▶ [WHAT THIS TASK INVOLVES] Lines of the material that include the word "Quotas" are to be counted; only their number should be given.

........

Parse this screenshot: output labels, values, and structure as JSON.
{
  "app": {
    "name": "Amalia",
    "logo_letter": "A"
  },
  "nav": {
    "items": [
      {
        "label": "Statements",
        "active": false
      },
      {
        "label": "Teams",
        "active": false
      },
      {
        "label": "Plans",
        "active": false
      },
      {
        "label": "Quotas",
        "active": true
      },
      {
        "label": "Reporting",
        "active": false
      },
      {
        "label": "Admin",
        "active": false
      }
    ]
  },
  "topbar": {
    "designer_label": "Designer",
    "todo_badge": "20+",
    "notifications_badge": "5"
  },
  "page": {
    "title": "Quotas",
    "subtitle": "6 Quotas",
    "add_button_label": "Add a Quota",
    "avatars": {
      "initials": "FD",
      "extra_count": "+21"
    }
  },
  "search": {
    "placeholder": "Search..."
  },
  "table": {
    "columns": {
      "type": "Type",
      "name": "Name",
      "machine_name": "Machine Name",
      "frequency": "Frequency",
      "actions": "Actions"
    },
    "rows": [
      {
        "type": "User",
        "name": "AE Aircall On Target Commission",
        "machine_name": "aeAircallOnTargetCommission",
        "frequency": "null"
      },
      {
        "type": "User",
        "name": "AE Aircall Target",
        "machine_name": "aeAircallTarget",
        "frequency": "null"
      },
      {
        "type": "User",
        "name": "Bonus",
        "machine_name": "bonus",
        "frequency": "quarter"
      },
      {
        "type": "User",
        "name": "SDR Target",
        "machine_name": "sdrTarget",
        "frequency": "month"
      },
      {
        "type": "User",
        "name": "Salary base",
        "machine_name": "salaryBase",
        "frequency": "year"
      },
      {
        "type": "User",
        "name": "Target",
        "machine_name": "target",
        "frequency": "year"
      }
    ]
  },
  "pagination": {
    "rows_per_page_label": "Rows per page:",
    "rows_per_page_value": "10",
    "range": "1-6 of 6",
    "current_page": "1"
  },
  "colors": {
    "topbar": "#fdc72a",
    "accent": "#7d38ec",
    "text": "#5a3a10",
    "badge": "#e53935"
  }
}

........

▶ [PROBLEM SOLUTION] 3